It’s one of those moments where you think, “If I can just get through this, I’ll do whatever you want me to do. I’ll floss more. I’ll run more. I’ll take out the trash sooner. I’ll hold open more doors and read more library books and hug more strangers. Whatever it is, I’ll do it. Just let me get through this.”

I turned to my future mother-in-law that night, and I said the only helpless, true thing there is to say: “I’d really like to marry your son. I’d just really like to do that.”

Because when you sit in a car in the dark of night, two feet from trucks trekking down the road, you’re not sure anymore. You’re not sure you have control. You’re not sure you’ll get out. You’re not sure there’s anything you can do to feel better.

I imagine it’s a little less dramatic than the way the people felt on the Titanic. But it’s that utter hopelessness that keeps you from crying – you laugh, you sigh, you sit and wait. You shiver when you roll the window down. You sip iced tea. You cannot do any more anyway.

The true test comes the next day, and the next day, and the next day, when you’re not trapped two feet from trucks, and you still want to say those same words:

I’d really like to marry your son.

Some days, I stop and think about where I landed in this life. And I can’t help but acknowledge that my future is a miracle.

She sat on the side of her own metaphorical highway once – helpless, feeling utterly lost. She had lost her baby girl that night. But she decided to try again, to have a new baby, and that baby grew up to fall in love with the girl in the front seat of that shaking old car, the tire steaming and smoking and burning behind her. That baby grew up, against all odds, and made some girl really, really happy.
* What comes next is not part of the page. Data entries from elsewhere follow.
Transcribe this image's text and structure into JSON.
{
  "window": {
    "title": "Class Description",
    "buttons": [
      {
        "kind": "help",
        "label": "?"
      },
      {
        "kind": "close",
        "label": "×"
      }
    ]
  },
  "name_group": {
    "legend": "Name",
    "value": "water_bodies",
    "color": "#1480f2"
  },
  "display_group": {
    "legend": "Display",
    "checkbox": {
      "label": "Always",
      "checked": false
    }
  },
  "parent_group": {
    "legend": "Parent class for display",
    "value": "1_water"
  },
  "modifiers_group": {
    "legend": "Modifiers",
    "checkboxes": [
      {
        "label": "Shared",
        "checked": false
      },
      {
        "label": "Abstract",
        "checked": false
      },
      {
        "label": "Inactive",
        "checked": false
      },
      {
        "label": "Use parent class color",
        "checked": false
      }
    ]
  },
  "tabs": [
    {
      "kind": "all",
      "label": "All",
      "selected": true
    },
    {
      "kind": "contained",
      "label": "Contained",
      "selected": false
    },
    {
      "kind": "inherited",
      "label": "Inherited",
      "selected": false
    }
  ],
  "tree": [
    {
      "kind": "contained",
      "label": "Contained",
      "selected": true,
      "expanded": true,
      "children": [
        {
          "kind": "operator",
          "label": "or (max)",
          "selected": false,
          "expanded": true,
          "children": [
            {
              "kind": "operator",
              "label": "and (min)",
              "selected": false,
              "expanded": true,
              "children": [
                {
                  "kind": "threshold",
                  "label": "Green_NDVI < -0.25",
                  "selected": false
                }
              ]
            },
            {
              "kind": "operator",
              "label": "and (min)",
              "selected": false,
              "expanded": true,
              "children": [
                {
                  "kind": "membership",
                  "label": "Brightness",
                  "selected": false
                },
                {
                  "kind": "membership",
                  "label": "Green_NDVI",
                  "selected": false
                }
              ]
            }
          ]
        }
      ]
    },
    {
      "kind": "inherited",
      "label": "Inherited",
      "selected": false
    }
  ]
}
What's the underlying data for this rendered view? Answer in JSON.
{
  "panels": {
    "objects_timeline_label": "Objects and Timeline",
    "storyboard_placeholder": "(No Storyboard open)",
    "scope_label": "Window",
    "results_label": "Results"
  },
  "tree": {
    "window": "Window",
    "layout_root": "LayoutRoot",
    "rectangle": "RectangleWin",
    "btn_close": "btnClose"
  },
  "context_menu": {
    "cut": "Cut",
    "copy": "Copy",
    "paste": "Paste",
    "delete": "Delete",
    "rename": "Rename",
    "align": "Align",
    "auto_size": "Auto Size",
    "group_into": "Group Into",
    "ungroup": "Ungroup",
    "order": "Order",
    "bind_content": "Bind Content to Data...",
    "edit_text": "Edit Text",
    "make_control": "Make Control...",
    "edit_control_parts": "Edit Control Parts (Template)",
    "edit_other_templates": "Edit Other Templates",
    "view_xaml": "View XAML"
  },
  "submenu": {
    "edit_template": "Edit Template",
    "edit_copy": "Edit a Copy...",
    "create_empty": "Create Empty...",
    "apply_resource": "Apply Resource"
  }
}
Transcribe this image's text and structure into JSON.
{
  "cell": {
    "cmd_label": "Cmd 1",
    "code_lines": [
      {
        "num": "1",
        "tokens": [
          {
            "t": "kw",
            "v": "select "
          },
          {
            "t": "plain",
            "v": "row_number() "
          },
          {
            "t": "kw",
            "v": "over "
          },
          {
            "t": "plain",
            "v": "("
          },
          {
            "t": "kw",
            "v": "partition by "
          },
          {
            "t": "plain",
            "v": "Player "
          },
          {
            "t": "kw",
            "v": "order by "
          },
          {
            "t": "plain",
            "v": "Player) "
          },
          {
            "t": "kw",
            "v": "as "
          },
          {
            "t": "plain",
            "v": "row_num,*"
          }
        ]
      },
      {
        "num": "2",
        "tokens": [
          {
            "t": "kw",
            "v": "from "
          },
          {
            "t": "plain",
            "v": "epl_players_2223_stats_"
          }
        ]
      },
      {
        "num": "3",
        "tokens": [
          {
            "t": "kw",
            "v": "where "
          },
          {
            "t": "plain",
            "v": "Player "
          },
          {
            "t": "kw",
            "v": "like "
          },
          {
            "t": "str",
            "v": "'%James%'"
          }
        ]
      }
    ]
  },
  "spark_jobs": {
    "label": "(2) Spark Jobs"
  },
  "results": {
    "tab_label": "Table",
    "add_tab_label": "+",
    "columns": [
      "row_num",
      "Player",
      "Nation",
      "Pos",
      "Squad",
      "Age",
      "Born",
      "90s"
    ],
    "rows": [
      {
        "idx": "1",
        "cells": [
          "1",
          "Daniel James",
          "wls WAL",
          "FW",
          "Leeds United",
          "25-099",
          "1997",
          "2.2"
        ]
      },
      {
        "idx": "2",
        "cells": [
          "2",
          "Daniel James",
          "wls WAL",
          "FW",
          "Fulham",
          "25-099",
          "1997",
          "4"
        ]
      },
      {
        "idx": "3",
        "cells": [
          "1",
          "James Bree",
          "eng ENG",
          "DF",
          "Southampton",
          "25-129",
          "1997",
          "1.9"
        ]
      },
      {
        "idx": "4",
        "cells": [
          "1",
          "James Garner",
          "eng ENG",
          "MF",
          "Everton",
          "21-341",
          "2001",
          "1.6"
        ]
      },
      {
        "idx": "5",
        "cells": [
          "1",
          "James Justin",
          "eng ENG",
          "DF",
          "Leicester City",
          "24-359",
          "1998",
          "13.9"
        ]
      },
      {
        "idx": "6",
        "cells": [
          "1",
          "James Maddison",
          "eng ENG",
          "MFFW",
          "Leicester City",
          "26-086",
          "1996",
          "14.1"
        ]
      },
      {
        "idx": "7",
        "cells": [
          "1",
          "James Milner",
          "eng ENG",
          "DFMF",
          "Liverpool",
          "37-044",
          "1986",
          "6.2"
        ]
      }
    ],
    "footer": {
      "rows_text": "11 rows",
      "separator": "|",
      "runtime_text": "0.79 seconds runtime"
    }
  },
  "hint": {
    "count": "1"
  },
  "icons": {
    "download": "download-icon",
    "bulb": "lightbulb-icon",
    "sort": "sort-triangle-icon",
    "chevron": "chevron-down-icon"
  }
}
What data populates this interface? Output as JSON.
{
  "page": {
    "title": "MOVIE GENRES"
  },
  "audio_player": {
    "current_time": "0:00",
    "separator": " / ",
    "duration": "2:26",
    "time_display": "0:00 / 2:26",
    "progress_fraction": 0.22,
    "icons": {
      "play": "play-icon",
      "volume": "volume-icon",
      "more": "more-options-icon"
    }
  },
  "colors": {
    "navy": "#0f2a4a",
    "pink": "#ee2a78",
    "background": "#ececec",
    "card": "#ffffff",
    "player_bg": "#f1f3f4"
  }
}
So that she could say, “I’d really like to marry your son.”

And she is. And she will.